Kyri, especially, is properly done – armored in fanciful armor but stuff that could protect her rather than something cheesecakey, with her titanic flaming greatsword blazing over her head as she faces her enemies. Poor Tobimar is not quite as visible – but in a way, that's good, because the only way to see him well would have meant he had his back to the enemy, which would make him look stupid. I had wondered if Todd could even get Poplock, tiny as he is, on the cover, but I needn't have worried; the little Toad hops away in the foreground, close enough to see, far enough down that he might be overlooked at first, just as he is often in the book.
Cover: Spheres of Influence
The last of my current covers is the one for Spheres of Influence, sequel to Grand Central Arena. This one, by Alan Pollack, uses tension, rather than action, as its focal point. Where the cover for Phoenix Rising is a scene of combat, of action caught frozen in mid-stroke, the cover for Spheres of Influence is a scene of action not yet realized but implicit, of tension about to be released.
Ariane is in the hands of her enemies (spoilers! So I won't say who), but her posture, her expression, and especially her eyes, say as clearly as if she has spoken to us: "Yes, you've caught me. But can you HOLD me?"
It is in its way a brilliant cover, and also performs the vital task of drawing the eye as have the others. I'm very happy with it.
Another thing that Spheres does is to extend the opportunity afforded by both the original and Japanese covers to Grand Central Arena – to compare the vision of other artists on their depiction of the same character. I have actually had the chance to have no fewer than five depictions of Ariane to enjoy: the original GCA cover, the Japanese cover, the images created for me by Mary Dell, and one image of Ariane as envisioned by Keith Morrison (more prominently featured as the person who produced the brilliant video sequences of the Holy Grail, and the still images of the various vessels of the Boundary series.)
To see a new cover for my work – the new "face" that my book will present to the world – is always a moment of joy and wonder to me. Perhaps, if I end up with fifty or a hundred books published, this feeling will diminish, but I don't think so. I can't produce that kind of art; I can see it in my head, know what I want it to look like, but I know that even if I have the talent somewhere, I don't have the time to bring it out.
So what a cover artist does for me is bring a little bit of my own dreams to life.

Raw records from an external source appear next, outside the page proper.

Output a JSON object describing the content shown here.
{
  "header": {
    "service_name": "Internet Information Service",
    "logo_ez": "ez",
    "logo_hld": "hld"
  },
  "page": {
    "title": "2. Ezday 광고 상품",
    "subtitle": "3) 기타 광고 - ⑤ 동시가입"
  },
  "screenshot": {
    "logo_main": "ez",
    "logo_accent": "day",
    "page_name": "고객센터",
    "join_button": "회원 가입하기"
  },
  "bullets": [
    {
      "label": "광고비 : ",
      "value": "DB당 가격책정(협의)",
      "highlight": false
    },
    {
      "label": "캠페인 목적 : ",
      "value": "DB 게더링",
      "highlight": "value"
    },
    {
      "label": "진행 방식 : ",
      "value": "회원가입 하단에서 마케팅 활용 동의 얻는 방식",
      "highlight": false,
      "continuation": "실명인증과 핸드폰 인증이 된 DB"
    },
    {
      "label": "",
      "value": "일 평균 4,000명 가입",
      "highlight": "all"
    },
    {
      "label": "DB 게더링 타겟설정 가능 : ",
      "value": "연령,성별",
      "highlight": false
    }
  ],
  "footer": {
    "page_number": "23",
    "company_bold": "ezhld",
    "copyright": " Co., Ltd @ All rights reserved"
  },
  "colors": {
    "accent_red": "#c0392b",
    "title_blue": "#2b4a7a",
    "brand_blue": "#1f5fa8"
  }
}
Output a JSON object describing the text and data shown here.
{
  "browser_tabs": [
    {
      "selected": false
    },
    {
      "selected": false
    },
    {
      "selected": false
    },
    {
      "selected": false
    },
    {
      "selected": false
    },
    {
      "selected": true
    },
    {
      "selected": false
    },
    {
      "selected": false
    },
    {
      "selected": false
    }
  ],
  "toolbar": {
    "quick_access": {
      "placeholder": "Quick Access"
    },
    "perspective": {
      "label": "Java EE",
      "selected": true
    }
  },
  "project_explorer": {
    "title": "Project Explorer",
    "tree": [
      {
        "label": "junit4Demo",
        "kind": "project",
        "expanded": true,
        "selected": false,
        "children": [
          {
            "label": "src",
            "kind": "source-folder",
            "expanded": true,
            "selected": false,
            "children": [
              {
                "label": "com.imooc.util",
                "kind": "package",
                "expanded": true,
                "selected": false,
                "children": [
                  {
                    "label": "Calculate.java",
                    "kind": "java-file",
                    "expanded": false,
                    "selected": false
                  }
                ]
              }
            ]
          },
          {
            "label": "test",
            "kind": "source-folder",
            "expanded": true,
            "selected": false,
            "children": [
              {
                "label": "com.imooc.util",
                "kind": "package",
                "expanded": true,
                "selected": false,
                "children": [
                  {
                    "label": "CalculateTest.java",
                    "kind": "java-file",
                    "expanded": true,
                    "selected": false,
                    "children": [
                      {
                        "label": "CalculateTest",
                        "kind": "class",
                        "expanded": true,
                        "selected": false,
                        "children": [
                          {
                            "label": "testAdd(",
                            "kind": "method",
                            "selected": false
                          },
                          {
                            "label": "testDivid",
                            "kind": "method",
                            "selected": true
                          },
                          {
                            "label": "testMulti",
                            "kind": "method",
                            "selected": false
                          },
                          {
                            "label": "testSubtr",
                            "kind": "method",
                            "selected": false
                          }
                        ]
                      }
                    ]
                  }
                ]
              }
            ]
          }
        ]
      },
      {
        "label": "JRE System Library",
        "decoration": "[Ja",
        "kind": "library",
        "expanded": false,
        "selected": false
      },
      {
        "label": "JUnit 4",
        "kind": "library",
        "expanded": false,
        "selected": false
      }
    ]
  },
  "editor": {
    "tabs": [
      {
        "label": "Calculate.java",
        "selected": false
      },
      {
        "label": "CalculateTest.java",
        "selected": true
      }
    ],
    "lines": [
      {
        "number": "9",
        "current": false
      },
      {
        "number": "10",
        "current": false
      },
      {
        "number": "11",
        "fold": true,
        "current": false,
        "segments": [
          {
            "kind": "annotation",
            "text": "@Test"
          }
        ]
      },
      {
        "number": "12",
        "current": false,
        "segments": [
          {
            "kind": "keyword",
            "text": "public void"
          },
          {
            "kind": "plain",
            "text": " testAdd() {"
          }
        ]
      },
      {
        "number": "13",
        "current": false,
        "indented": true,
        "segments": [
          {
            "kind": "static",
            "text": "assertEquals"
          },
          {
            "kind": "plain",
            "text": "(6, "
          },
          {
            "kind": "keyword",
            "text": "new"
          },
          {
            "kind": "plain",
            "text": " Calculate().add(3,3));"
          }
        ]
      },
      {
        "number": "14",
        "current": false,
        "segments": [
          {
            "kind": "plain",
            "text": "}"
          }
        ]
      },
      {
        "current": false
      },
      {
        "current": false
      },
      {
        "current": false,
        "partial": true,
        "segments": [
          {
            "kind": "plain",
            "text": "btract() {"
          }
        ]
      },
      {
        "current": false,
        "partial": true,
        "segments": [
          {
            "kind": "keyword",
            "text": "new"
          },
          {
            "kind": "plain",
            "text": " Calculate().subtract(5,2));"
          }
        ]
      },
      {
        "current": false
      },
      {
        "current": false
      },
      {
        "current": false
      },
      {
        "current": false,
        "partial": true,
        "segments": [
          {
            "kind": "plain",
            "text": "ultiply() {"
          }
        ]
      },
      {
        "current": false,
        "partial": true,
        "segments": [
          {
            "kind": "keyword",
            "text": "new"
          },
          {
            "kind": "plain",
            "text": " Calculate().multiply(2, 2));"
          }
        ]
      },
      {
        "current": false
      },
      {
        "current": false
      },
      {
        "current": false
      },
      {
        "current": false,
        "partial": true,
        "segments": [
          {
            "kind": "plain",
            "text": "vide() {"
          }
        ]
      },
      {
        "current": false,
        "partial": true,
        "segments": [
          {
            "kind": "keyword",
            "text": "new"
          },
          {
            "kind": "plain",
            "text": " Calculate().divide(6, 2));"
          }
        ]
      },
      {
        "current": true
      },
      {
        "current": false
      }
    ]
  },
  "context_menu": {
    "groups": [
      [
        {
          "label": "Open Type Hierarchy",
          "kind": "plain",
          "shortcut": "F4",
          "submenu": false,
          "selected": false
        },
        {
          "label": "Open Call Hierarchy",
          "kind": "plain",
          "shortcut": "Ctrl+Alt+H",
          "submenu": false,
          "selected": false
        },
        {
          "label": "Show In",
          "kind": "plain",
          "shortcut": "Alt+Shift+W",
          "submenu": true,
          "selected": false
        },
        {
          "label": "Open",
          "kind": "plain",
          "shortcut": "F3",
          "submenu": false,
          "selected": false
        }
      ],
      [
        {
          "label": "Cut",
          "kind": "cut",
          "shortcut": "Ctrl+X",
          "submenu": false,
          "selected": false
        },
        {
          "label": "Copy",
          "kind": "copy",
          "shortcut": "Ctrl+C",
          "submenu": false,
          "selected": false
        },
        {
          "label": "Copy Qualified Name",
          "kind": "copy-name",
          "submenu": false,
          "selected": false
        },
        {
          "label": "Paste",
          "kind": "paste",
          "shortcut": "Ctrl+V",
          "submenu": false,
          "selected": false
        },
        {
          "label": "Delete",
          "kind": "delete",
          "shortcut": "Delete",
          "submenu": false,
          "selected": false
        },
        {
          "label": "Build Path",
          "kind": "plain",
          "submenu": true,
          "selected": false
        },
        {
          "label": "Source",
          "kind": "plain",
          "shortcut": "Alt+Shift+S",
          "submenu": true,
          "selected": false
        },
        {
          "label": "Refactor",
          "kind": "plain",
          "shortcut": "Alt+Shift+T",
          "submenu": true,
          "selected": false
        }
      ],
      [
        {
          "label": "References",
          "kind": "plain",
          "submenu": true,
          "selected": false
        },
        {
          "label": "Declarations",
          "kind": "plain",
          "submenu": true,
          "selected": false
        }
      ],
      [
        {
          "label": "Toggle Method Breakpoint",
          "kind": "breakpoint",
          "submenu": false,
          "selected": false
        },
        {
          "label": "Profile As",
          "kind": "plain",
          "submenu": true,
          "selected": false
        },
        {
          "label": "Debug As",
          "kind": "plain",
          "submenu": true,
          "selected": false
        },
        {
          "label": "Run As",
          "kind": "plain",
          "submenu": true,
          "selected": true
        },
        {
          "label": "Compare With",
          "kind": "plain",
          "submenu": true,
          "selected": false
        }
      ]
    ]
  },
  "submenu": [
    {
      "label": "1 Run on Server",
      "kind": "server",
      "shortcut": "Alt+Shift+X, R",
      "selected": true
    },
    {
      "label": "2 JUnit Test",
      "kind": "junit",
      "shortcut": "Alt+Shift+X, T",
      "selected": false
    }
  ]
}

This is a thank you to all the artists I have had good fortune to have thus far, and – hopefully – the future. Thank you, Gary Ruddell, Kurt Miller, Bob Eggleton, Steve Hickman, Todd Lockwood, and Alan Pollack. Thanks for holding up a mirror to my dreams and letting me see them through the eyes of another.